Top of Data excerpts
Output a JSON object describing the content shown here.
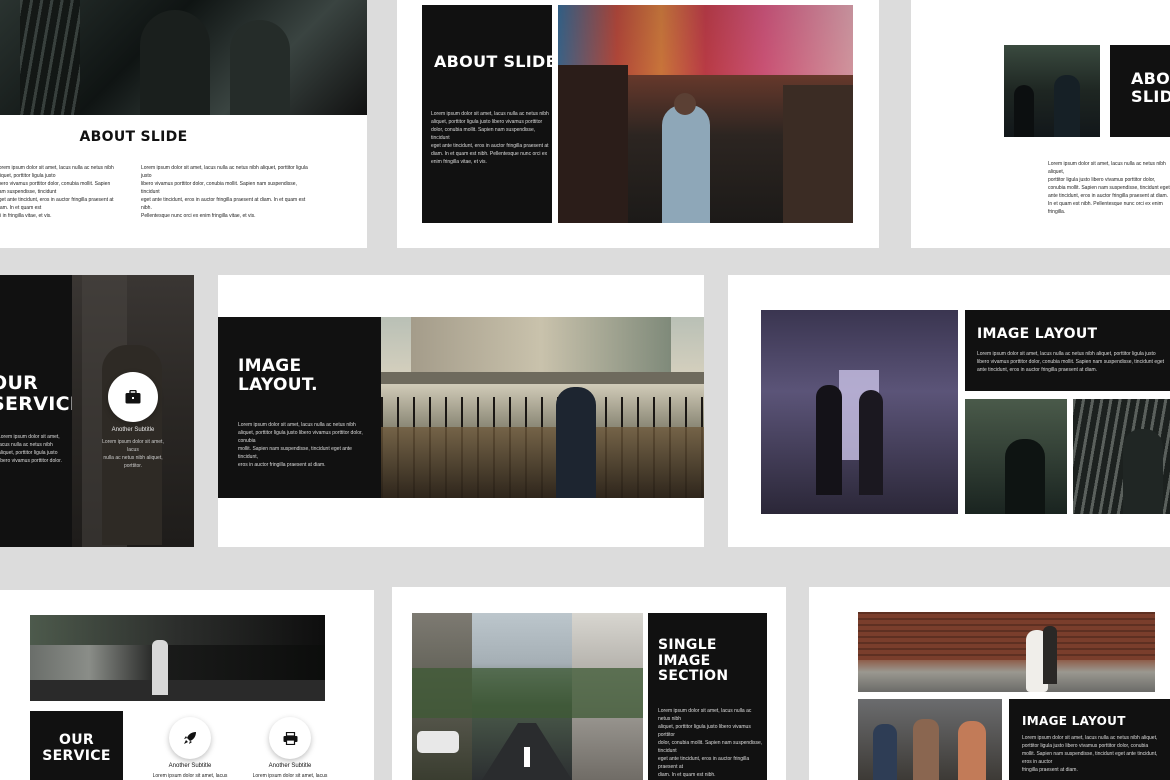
{
  "slides": {
    "about1": {
      "title": "ABOUT SLIDE",
      "col1": "Lorem ipsum dolor sit amet, lacus nulla ac netus nibh aliquet, porttitor ligula justo\nlibero vivamus porttitor dolor, conubia mollit. Sapien nam suspendisse, tincidunt\neget ante tincidunt, eros in auctor fringilla praesent at diam. In et quam est\nmi in fringilla vitae, et vis.",
      "col2": "Lorem ipsum dolor sit amet, lacus nulla ac netus nibh aliquet, porttitor ligula justo\nlibero vivamus porttitor dolor, conubia mollit. Sapien nam suspendisse, tincidunt\neget ante tincidunt, eros in auctor fringilla praesent at diam. In et quam est nibh.\nPellentesque nunc orci ex enim fringilla vitae, et vis."
    },
    "about2": {
      "title": "ABOUT SLIDE",
      "body": "Lorem ipsum dolor sit amet, lacus nulla ac netus nibh\naliquet, porttitor ligula justo libero vivamus porttitor\ndolor, conubia mollit. Sapien nam suspendisse, tincidunt\neget ante tincidunt, eros in auctor fringilla praesent at\ndiam. In et quam est nibh. Pellentesque nunc orci ex\nenim fringilla vitae, et vis."
    },
    "about3": {
      "title": "ABOUT SLIDE",
      "body": "Lorem ipsum dolor sit amet, lacus nulla ac netus nibh aliquet,\nporttitor ligula justo libero vivamus porttitor dolor,\nconubia mollit. Sapien nam suspendisse, tincidunt eget\nante tincidunt, eros in auctor fringilla praesent at diam.\nIn et quam est nibh. Pellentesque nunc orci ex enim fringilla."
    },
    "service1": {
      "title": "OUR\nSERVICE",
      "body": "Lorem ipsum dolor sit amet, lacus nulla ac netus nibh\naliquet, porttitor ligula justo\nlibero vivamus porttitor dolor.",
      "icon_subtitle": "Another Subtitle",
      "icon_text": "Lorem ipsum dolor sit amet, lacus\nnulla ac netus nibh aliquet,\nporttitor."
    },
    "image1": {
      "title": "IMAGE\nLAYOUT.",
      "body": "Lorem ipsum dolor sit amet, lacus nulla ac netus nibh\naliquet, porttitor ligula justo libero vivamus porttitor dolor, conubia\nmollit. Sapien nam suspendisse, tincidunt eget ante tincidunt,\neros in auctor fringilla praesent at diam."
    },
    "image2": {
      "title": "IMAGE LAYOUT",
      "body": "Lorem ipsum dolor sit amet, lacus nulla ac netus nibh aliquet, porttitor ligula justo\nlibero vivamus porttitor dolor, conubia mollit. Sapien nam suspendisse, tincidunt eget\nante tincidunt, eros in auctor fringilla praesent at diam."
    },
    "service2": {
      "title": "OUR\nSERVICE",
      "sub1": "Another Subtitle",
      "sub2": "Another Subtitle",
      "txt1": "Lorem ipsum dolor sit amet, lacus",
      "txt2": "Lorem ipsum dolor sit amet, lacus"
    },
    "single": {
      "title": "SINGLE\nIMAGE\nSECTION",
      "body": "Lorem ipsum dolor sit amet, lacus nulla ac netus nibh\naliquet, porttitor ligula justo libero vivamus porttitor\ndolor, conubia mollit. Sapien nam suspendisse, tincidunt\neget ante tincidunt, eros in auctor fringilla praesent at\ndiam. In et quam est nibh."
    },
    "image3": {
      "title": "IMAGE LAYOUT",
      "body": "Lorem ipsum dolor sit amet, lacus nulla ac netus nibh aliquet,\nporttitor ligula justo libero vivamus porttitor dolor, conubia\nmollit. Sapien nam suspendisse, tincidunt eget ante tincidunt, eros in auctor\nfringilla praesent at diam."
    }
  },
  "icons": {
    "briefcase": "briefcase-icon",
    "rocket": "rocket-icon",
    "printer": "printer-icon"
  },
  "colors": {
    "background": "#dcdcdc",
    "slide": "#ffffff",
    "panel": "#111111"
  }
}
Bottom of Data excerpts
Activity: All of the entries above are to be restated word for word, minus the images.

Written answer:
Output a JSON object describing the content shown here.
{
  "slides": {
    "about1": {
      "title": "ABOUT SLIDE",
      "col1": "Lorem ipsum dolor sit amet, lacus nulla ac netus nibh aliquet, porttitor ligula justo\nlibero vivamus porttitor dolor, conubia mollit. Sapien nam suspendisse, tincidunt\neget ante tincidunt, eros in auctor fringilla praesent at diam. In et quam est\nmi in fringilla vitae, et vis.",
      "col2": "Lorem ipsum dolor sit amet, lacus nulla ac netus nibh aliquet, porttitor ligula justo\nlibero vivamus porttitor dolor, conubia mollit. Sapien nam suspendisse, tincidunt\neget ante tincidunt, eros in auctor fringilla praesent at diam. In et quam est nibh.\nPellentesque nunc orci ex enim fringilla vitae, et vis."
    },
    "about2": {
      "title": "ABOUT SLIDE",
      "body": "Lorem ipsum dolor sit amet, lacus nulla ac netus nibh\naliquet, porttitor ligula justo libero vivamus porttitor\ndolor, conubia mollit. Sapien nam suspendisse, tincidunt\neget ante tincidunt, eros in auctor fringilla praesent at\ndiam. In et quam est nibh. Pellentesque nunc orci ex\nenim fringilla vitae, et vis."
    },
    "about3": {
      "title": "ABOUT SLIDE",
      "body": "Lorem ipsum dolor sit amet, lacus nulla ac netus nibh aliquet,\nporttitor ligula justo libero vivamus porttitor dolor,\nconubia mollit. Sapien nam suspendisse, tincidunt eget\nante tincidunt, eros in auctor fringilla praesent at diam.\nIn et quam est nibh. Pellentesque nunc orci ex enim fringilla."
    },
    "service1": {
      "title": "OUR\nSERVICE",
      "body": "Lorem ipsum dolor sit amet, lacus nulla ac netus nibh\naliquet, porttitor ligula justo\nlibero vivamus porttitor dolor.",
      "icon_subtitle": "Another Subtitle",
      "icon_text": "Lorem ipsum dolor sit amet, lacus\nnulla ac netus nibh aliquet,\nporttitor."
    },
    "image1": {
      "title": "IMAGE\nLAYOUT.",
      "body": "Lorem ipsum dolor sit amet, lacus nulla ac netus nibh\naliquet, porttitor ligula justo libero vivamus porttitor dolor, conubia\nmollit. Sapien nam suspendisse, tincidunt eget ante tincidunt,\neros in auctor fringilla praesent at diam."
    },
    "image2": {
      "title": "IMAGE LAYOUT",
      "body": "Lorem ipsum dolor sit amet, lacus nulla ac netus nibh aliquet, porttitor ligula justo\nlibero vivamus porttitor dolor, conubia mollit. Sapien nam suspendisse, tincidunt eget\nante tincidunt, eros in auctor fringilla praesent at diam."
    },
    "service2": {
      "title": "OUR\nSERVICE",
      "sub1": "Another Subtitle",
      "sub2": "Another Subtitle",
      "txt1": "Lorem ipsum dolor sit amet, lacus",
      "txt2": "Lorem ipsum dolor sit amet, lacus"
    },
    "single": {
      "title": "SINGLE\nIMAGE\nSECTION",
      "body": "Lorem ipsum dolor sit amet, lacus nulla ac netus nibh\naliquet, porttitor ligula justo libero vivamus porttitor\ndolor, conubia mollit. Sapien nam suspendisse, tincidunt\neget ante tincidunt, eros in auctor fringilla praesent at\ndiam. In et quam est nibh."
    },
    "image3": {
      "title": "IMAGE LAYOUT",
      "body": "Lorem ipsum dolor sit amet, lacus nulla ac netus nibh aliquet,\nporttitor ligula justo libero vivamus porttitor dolor, conubia\nmollit. Sapien nam suspendisse, tincidunt eget ante tincidunt, eros in auctor\nfringilla praesent at diam."
    }
  },
  "icons": {
    "briefcase": "briefcase-icon",
    "rocket": "rocket-icon",
    "printer": "printer-icon"
  },
  "colors": {
    "background": "#dcdcdc",
    "slide": "#ffffff",
    "panel": "#111111"
  }
}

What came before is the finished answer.